Fresh/dried: Ideal for incorporating into recipes like soups, stews, stir-fries, and more - be sure to rinse well before use due to potential salt content from ocean water.
Recommended Dosages and Precautions
As with any supplement or dietary change, following recommended dosages and consulting a healthcare professional before incorporating sea kelp into your routine is essential.
While generally safe for consumption, excessive intake of iodine from sea kelps may lead to thyroid imbalances.
Typical daily dosage ranges between 150-600 mcg of iodine derived from seaweed sources like sea kelps. Yet, depending on factors like age, sex, and health condition of an individual, the ideal amount may differ, and it’s best to consult a medical expert for tailored advice.
In conclusion, sea kelp is a nutritional powerhouse packed with trace minerals, amino acids, and B vitamins. Its potent phytonutrient, fucoidan, has anti-cancer properties, antiviral effects against various pathogens, and neuroprotective roles against degenerative diseases.

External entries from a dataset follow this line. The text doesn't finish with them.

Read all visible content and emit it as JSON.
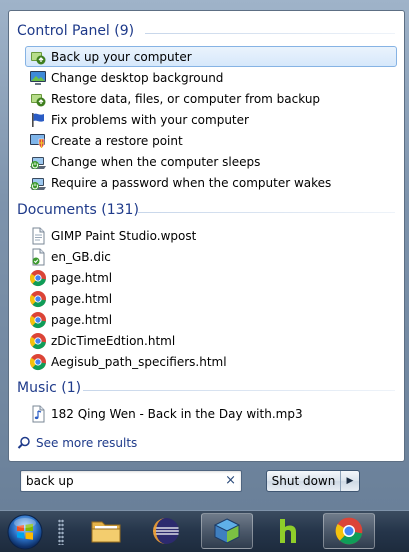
{
  "start_menu": {
    "groups": [
      {
        "title": "Control Panel (9)",
        "items": [
          {
            "label": "Back up your computer",
            "icon": "backup-icon",
            "selected": true
          },
          {
            "label": "Change desktop background",
            "icon": "monitor-icon"
          },
          {
            "label": "Restore data, files, or computer from backup",
            "icon": "backup-icon"
          },
          {
            "label": "Fix problems with your computer",
            "icon": "flag-icon"
          },
          {
            "label": "Create a restore point",
            "icon": "shield-monitor-icon"
          },
          {
            "label": "Change when the computer sleeps",
            "icon": "power-options-icon"
          },
          {
            "label": "Require a password when the computer wakes",
            "icon": "power-options-icon"
          }
        ]
      },
      {
        "title": "Documents (131)",
        "items": [
          {
            "label": "GIMP Paint Studio.wpost",
            "icon": "document-icon"
          },
          {
            "label": "en_GB.dic",
            "icon": "dictionary-file-icon"
          },
          {
            "label": "page.html",
            "icon": "chrome-icon"
          },
          {
            "label": "page.html",
            "icon": "chrome-icon"
          },
          {
            "label": "page.html",
            "icon": "chrome-icon"
          },
          {
            "label": "zDicTimeEdtion.html",
            "icon": "chrome-icon"
          },
          {
            "label": "Aegisub_path_specifiers.html",
            "icon": "chrome-icon"
          }
        ]
      },
      {
        "title": "Music (1)",
        "items": [
          {
            "label": "182 Qing Wen - Back in the Day with.mp3",
            "icon": "music-note-icon"
          }
        ]
      }
    ],
    "see_more": "See more results",
    "search": {
      "value": "back up",
      "clear": "×"
    },
    "shutdown": {
      "label": "Shut down",
      "arrow": "▶"
    }
  },
  "taskbar": {
    "buttons": [
      {
        "name": "start-button",
        "icon": "windows-orb-icon"
      },
      {
        "name": "explorer-button",
        "icon": "folder-icon"
      },
      {
        "name": "eclipse-button",
        "icon": "eclipse-icon"
      },
      {
        "name": "virtualbox-button",
        "icon": "virtualbox-icon",
        "running": true
      },
      {
        "name": "hulu-button",
        "icon": "hulu-icon"
      },
      {
        "name": "chrome-button",
        "icon": "chrome-icon",
        "running": true
      }
    ]
  },
  "colors": {
    "header_text": "#1e3a8a",
    "selection_fill": "#d6e8fb",
    "selection_border": "#86b3e4"
  }
}
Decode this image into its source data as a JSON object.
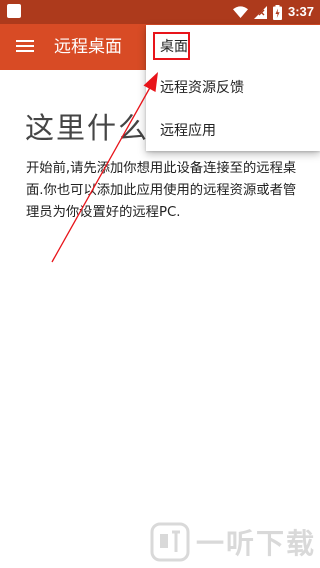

Beyond thyroid support, sea kelp also has anti-inflammatory properties, reducing inflammation-related issues, and a blood pressure-lowering effect, promoting cardiovascular health.
1. What are the Health Benefits of Sea Kelp?
Sea kelp is a nutritional powerhouse, providing numerous health benefits. These include thyroid support due to its rich iodine content, anti-cancer properties from fucoidan, antiviral effects against pathogens, neuroprotection against degenerative diseases, and anti-inflammatory properties.
Additionally, it promotes cardiovascular health by lowering blood pressure and serves as a natural remedy for fibrocystic breast disease and ovarian cysts.
2. Can Sea Kelp Help Balance Hormones?
Sea kelp can help balance hormones in the body due to its high concentration of essential trace minerals like iodine. Iodine is crucial in maintaining healthy thyroid function, which regulates hormone production.